Leave every picture out, and give again exactly the lines from the one containing "Convert this screenshot" through the end of the listing.

-- Opening Marker --

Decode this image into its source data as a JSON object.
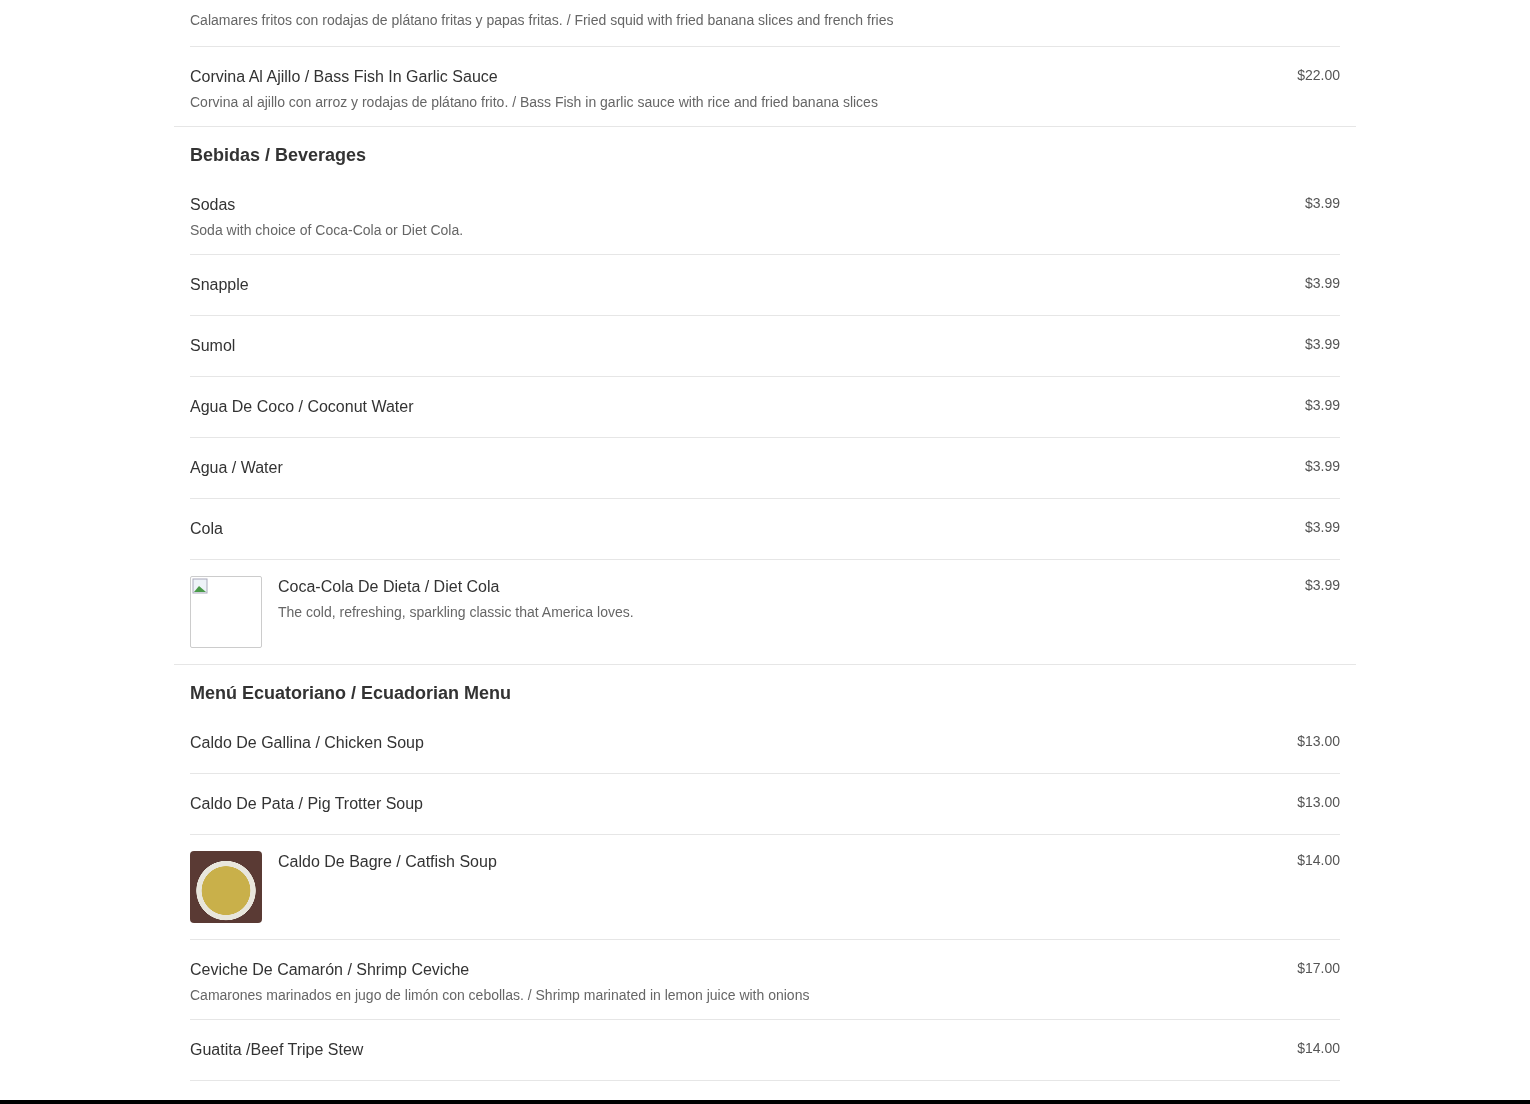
{
  "sections": [
    {
      "items": [
        {
          "description": "Calamares fritos con rodajas de plátano fritas y papas fritas. / Fried squid with fried banana slices and french fries"
        },
        {
          "name": "Corvina Al Ajillo / Bass Fish In Garlic Sauce",
          "description": "Corvina al ajillo con arroz y rodajas de plátano frito. / Bass Fish in garlic sauce with rice and fried banana slices",
          "price": "$22.00"
        }
      ]
    },
    {
      "title": "Bebidas / Beverages",
      "items": [
        {
          "name": "Sodas",
          "description": "Soda with choice of Coca-Cola or Diet Cola.",
          "price": "$3.99"
        },
        {
          "name": "Snapple",
          "price": "$3.99"
        },
        {
          "name": "Sumol",
          "price": "$3.99"
        },
        {
          "name": "Agua De Coco / Coconut Water",
          "price": "$3.99"
        },
        {
          "name": "Agua / Water",
          "price": "$3.99"
        },
        {
          "name": "Cola",
          "price": "$3.99"
        },
        {
          "name": "Coca-Cola De Dieta / Diet Cola",
          "description": "The cold, refreshing, sparkling classic that America loves.",
          "price": "$3.99",
          "kind": "broken-image"
        }
      ]
    },
    {
      "title": "Menú Ecuatoriano / Ecuadorian Menu",
      "items": [
        {
          "name": "Caldo De Gallina / Chicken Soup",
          "price": "$13.00"
        },
        {
          "name": "Caldo De Pata / Pig Trotter Soup",
          "price": "$13.00"
        },
        {
          "name": "Caldo De Bagre / Catfish Soup",
          "price": "$14.00",
          "kind": "photo"
        },
        {
          "name": "Ceviche De Camarón / Shrimp Ceviche",
          "description": "Camarones marinados en jugo de limón con cebollas. / Shrimp marinated in lemon juice with onions",
          "price": "$17.00"
        },
        {
          "name": "Guatita /Beef Tripe Stew",
          "price": "$14.00"
        }
      ]
    }
  ]
}
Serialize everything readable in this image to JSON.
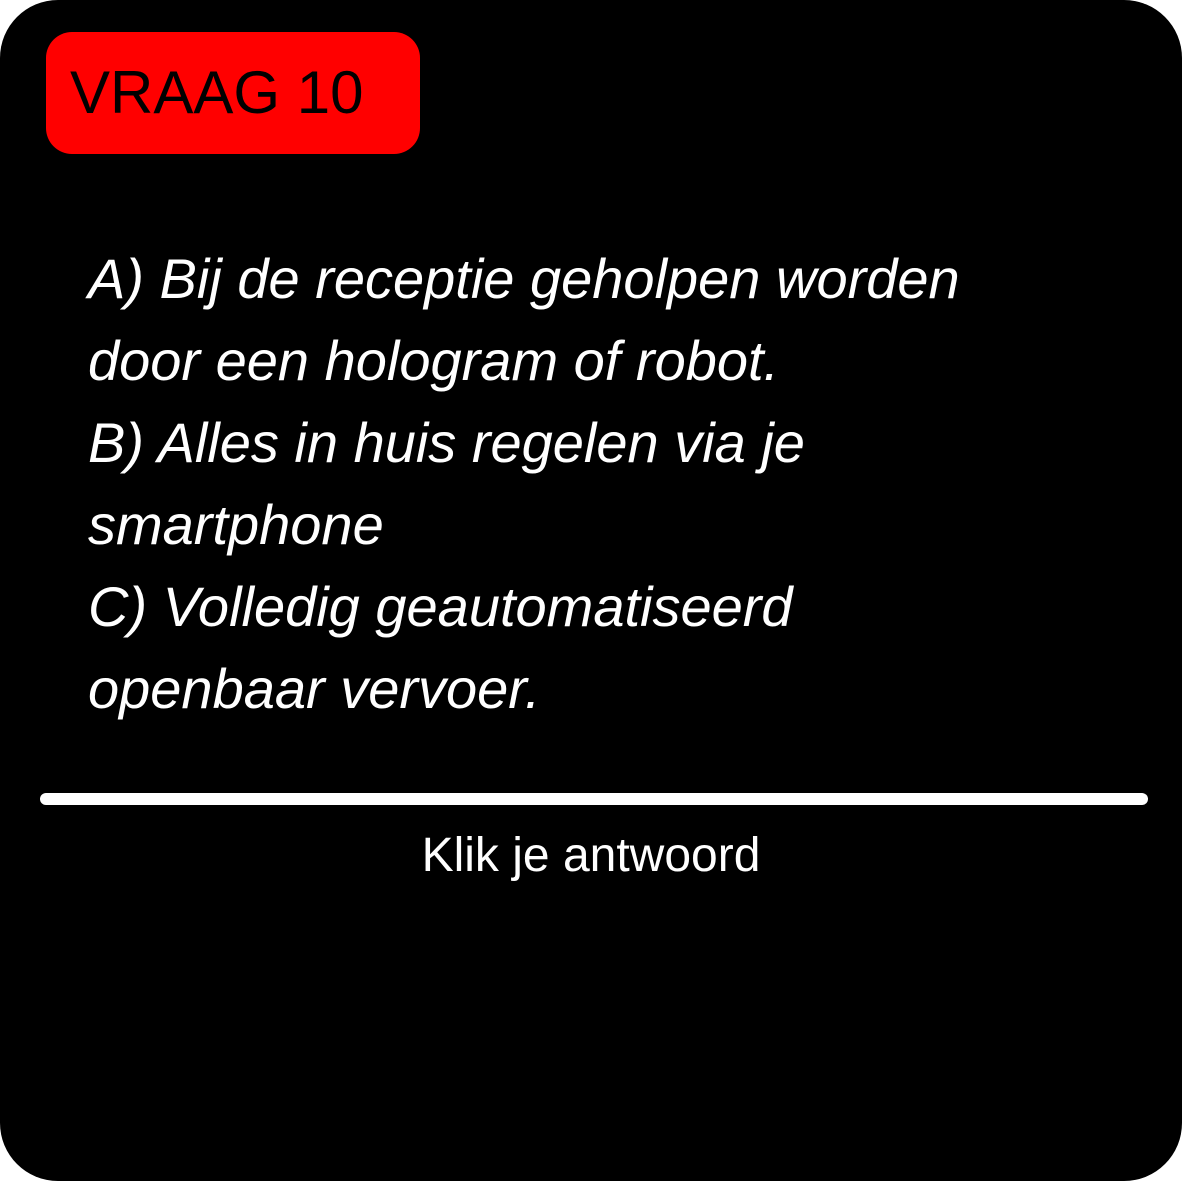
{
  "question": {
    "badge_label": "VRAAG 10",
    "colors": {
      "badge_background": "#ff0000",
      "card_background": "#000000",
      "text": "#ffffff"
    }
  },
  "options": [
    {
      "lines": [
        "A) Bij de receptie geholpen worden",
        "door een hologram of robot."
      ]
    },
    {
      "lines": [
        "B) Alles in huis regelen via je",
        "smartphone"
      ]
    },
    {
      "lines": [
        "C) Volledig geautomatiseerd",
        "openbaar vervoer."
      ]
    }
  ],
  "footer": {
    "instruction": "Klik je antwoord"
  }
}
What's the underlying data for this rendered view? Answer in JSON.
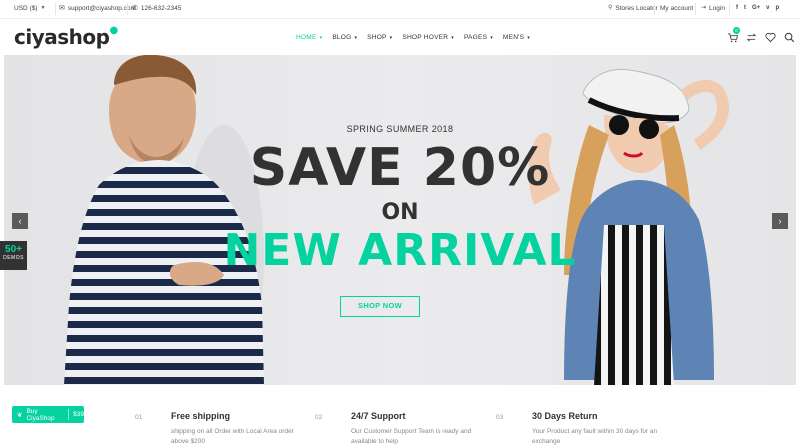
{
  "topbar": {
    "currency": "USD ($)",
    "email": "support@ciyashop.com",
    "phone": "126-632-2345",
    "stores_locator": "Stores Locator",
    "my_account": "My account",
    "login": "Login"
  },
  "header": {
    "logo": "ciyashop",
    "nav": [
      {
        "label": "HOME",
        "active": true
      },
      {
        "label": "BLOG"
      },
      {
        "label": "SHOP"
      },
      {
        "label": "SHOP HOVER"
      },
      {
        "label": "PAGES"
      },
      {
        "label": "MEN'S"
      }
    ],
    "cart_count": "0"
  },
  "hero": {
    "kicker": "SPRING SUMMER 2018",
    "headline": "SAVE 20%",
    "on": "ON",
    "subheadline": "NEW ARRIVAL",
    "cta": "SHOP NOW"
  },
  "demos": {
    "count": "50+",
    "label": "DEMOS"
  },
  "features": [
    {
      "num": "01",
      "title": "Free shipping",
      "desc": "shipping on all Order with Local Area order above $200"
    },
    {
      "num": "02",
      "title": "24/7 Support",
      "desc": "Our Customer Support Team is ready and available to help"
    },
    {
      "num": "03",
      "title": "30 Days Return",
      "desc": "Your Product any fault within 30 days for an exchange"
    }
  ],
  "buy": {
    "label": "Buy CiyaShop",
    "price": "$39"
  },
  "colors": {
    "accent": "#04d39f",
    "dark": "#323232"
  }
}
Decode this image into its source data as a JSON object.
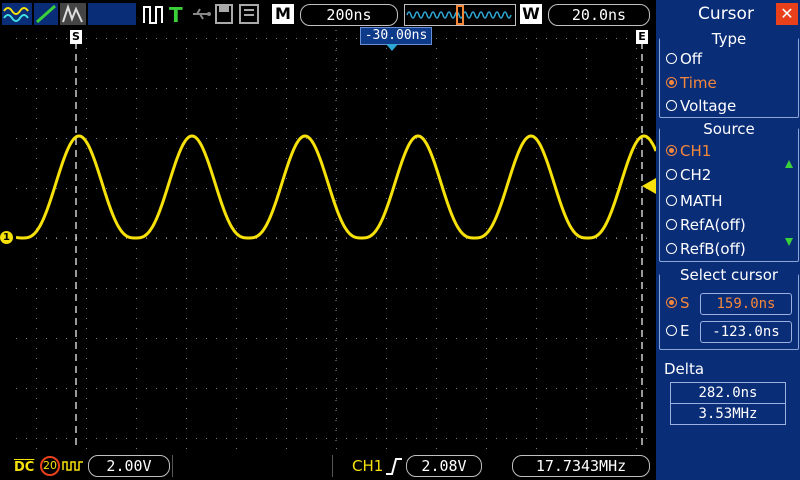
{
  "colors": {
    "trace": "#f7e10a",
    "panel_bg": "#0a2d78",
    "selected": "#f5873a",
    "grid": "#8a8a8a"
  },
  "toolbar": {
    "icons": [
      "waveform-icon",
      "slope-icon",
      "gray-wave-icon",
      "run-stop-icon",
      "trigger-T-icon",
      "usb-icon",
      "save-icon",
      "memory-icon"
    ],
    "time_base_label": "M",
    "time_base_value": "200ns",
    "window_label": "W",
    "window_value": "20.0ns"
  },
  "plot": {
    "trigger_position": "-30.00ns",
    "cursor_s_label": "S",
    "cursor_e_label": "E",
    "ch1_marker": "1"
  },
  "bottom": {
    "coupling": "DC",
    "bw_limit": "20",
    "ch1_scale": "2.00V",
    "trigger_source": "CH1",
    "trigger_level": "2.08V",
    "frequency": "17.7343MHz"
  },
  "panel": {
    "title": "Cursor",
    "type_title": "Type",
    "type_options": [
      {
        "label": "Off",
        "selected": false
      },
      {
        "label": "Time",
        "selected": true
      },
      {
        "label": "Voltage",
        "selected": false
      }
    ],
    "source_title": "Source",
    "source_options": [
      {
        "label": "CH1",
        "selected": true
      },
      {
        "label": "CH2",
        "selected": false
      },
      {
        "label": "MATH",
        "selected": false
      },
      {
        "label": "RefA(off)",
        "selected": false
      },
      {
        "label": "RefB(off)",
        "selected": false
      }
    ],
    "select_title": "Select cursor",
    "cursor_s": {
      "label": "S",
      "value": "159.0ns",
      "selected": true
    },
    "cursor_e": {
      "label": "E",
      "value": "-123.0ns",
      "selected": false
    },
    "delta_title": "Delta",
    "delta_time": "282.0ns",
    "delta_freq": "3.53MHz"
  }
}
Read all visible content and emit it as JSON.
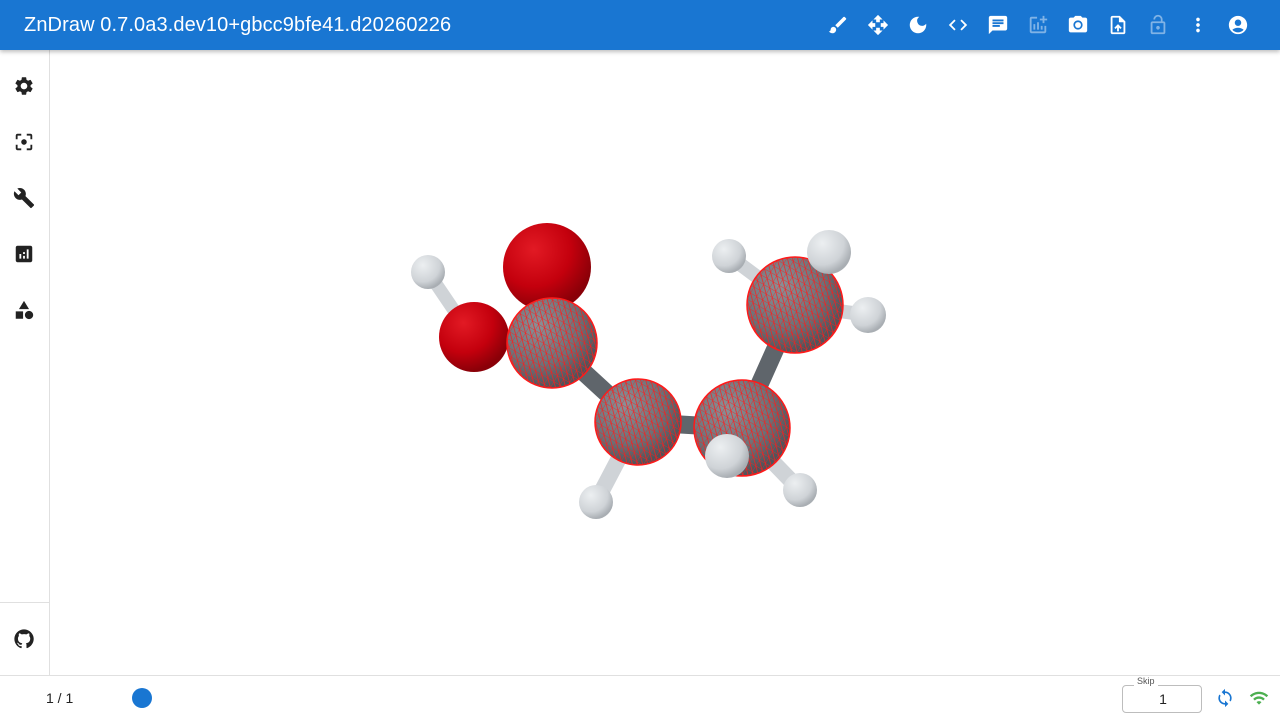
{
  "app": {
    "title": "ZnDraw 0.7.0a3.dev10+gbcc9bfe41.d20260226"
  },
  "toolbar": {
    "items": [
      {
        "icon": "brush-icon"
      },
      {
        "icon": "move-arrows-icon"
      },
      {
        "icon": "moon-icon"
      },
      {
        "icon": "code-icon"
      },
      {
        "icon": "chat-icon"
      },
      {
        "icon": "add-chart-icon"
      },
      {
        "icon": "camera-icon"
      },
      {
        "icon": "file-upload-icon"
      },
      {
        "icon": "lock-open-icon"
      },
      {
        "icon": "more-vertical-icon"
      },
      {
        "icon": "account-icon"
      }
    ]
  },
  "sidebar": {
    "items": [
      {
        "icon": "gear-icon"
      },
      {
        "icon": "center-focus-icon"
      },
      {
        "icon": "wrench-icon"
      },
      {
        "icon": "analytics-icon"
      },
      {
        "icon": "shapes-icon"
      }
    ],
    "footer": {
      "icon": "github-icon"
    }
  },
  "bottom": {
    "frame_counter": "1 / 1",
    "skip_label": "Skip",
    "skip_value": "1",
    "sync_icon": "sync-icon",
    "wifi_icon": "wifi-icon",
    "accent": "#1976d2",
    "connected_color": "#4caf50"
  },
  "colors": {
    "appbar": "#1976d2",
    "oxygen": "#c8000e",
    "carbon": "#6b7177",
    "hydrogen": "#d3d7db",
    "selection": "#ff1a1a"
  }
}
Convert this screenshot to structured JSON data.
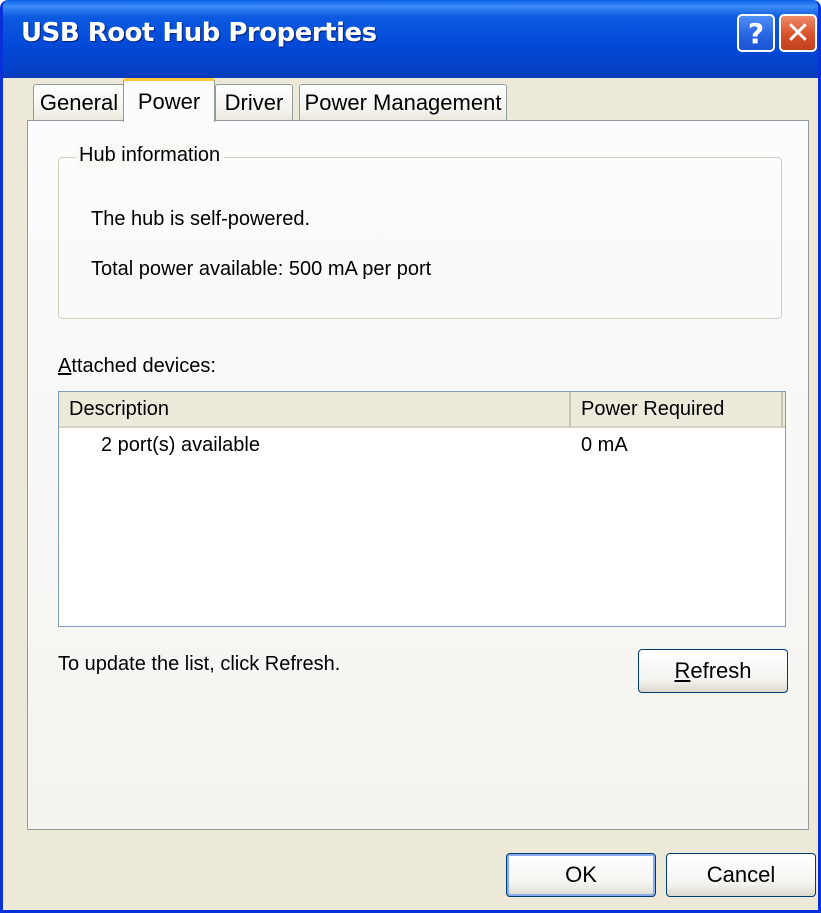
{
  "window": {
    "title": "USB Root Hub Properties",
    "help_glyph": "?",
    "close_glyph": "✕"
  },
  "tabs": [
    {
      "label": "General"
    },
    {
      "label": "Power"
    },
    {
      "label": "Driver"
    },
    {
      "label": "Power Management"
    }
  ],
  "hub_info": {
    "legend": "Hub information",
    "line1": "The hub is self-powered.",
    "line2": "Total power available:  500 mA per port"
  },
  "attached": {
    "label_accel": "A",
    "label_rest": "ttached devices:",
    "columns": [
      "Description",
      "Power Required"
    ],
    "rows": [
      {
        "description": "2 port(s) available",
        "power": "0 mA"
      }
    ]
  },
  "refresh": {
    "hint": "To update the list, click Refresh.",
    "button_accel": "R",
    "button_rest": "efresh"
  },
  "footer": {
    "ok": "OK",
    "cancel": "Cancel"
  },
  "colors": {
    "titlebar": "#0349d8",
    "dialog_bg": "#ece9d8",
    "tab_highlight": "#ffc83c",
    "close_button": "#d9512a"
  }
}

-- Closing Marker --

Exercise response:
Convert this screenshot to structured JSON data.
{
  "window": {
    "title": "USB Root Hub Properties",
    "help_glyph": "?",
    "close_glyph": "✕"
  },
  "tabs": [
    {
      "label": "General"
    },
    {
      "label": "Power"
    },
    {
      "label": "Driver"
    },
    {
      "label": "Power Management"
    }
  ],
  "hub_info": {
    "legend": "Hub information",
    "line1": "The hub is self-powered.",
    "line2": "Total power available:  500 mA per port"
  },
  "attached": {
    "label_accel": "A",
    "label_rest": "ttached devices:",
    "columns": [
      "Description",
      "Power Required"
    ],
    "rows": [
      {
        "description": "2 port(s) available",
        "power": "0 mA"
      }
    ]
  },
  "refresh": {
    "hint": "To update the list, click Refresh.",
    "button_accel": "R",
    "button_rest": "efresh"
  },
  "footer": {
    "ok": "OK",
    "cancel": "Cancel"
  },
  "colors": {
    "titlebar": "#0349d8",
    "dialog_bg": "#ece9d8",
    "tab_highlight": "#ffc83c",
    "close_button": "#d9512a"
  }
}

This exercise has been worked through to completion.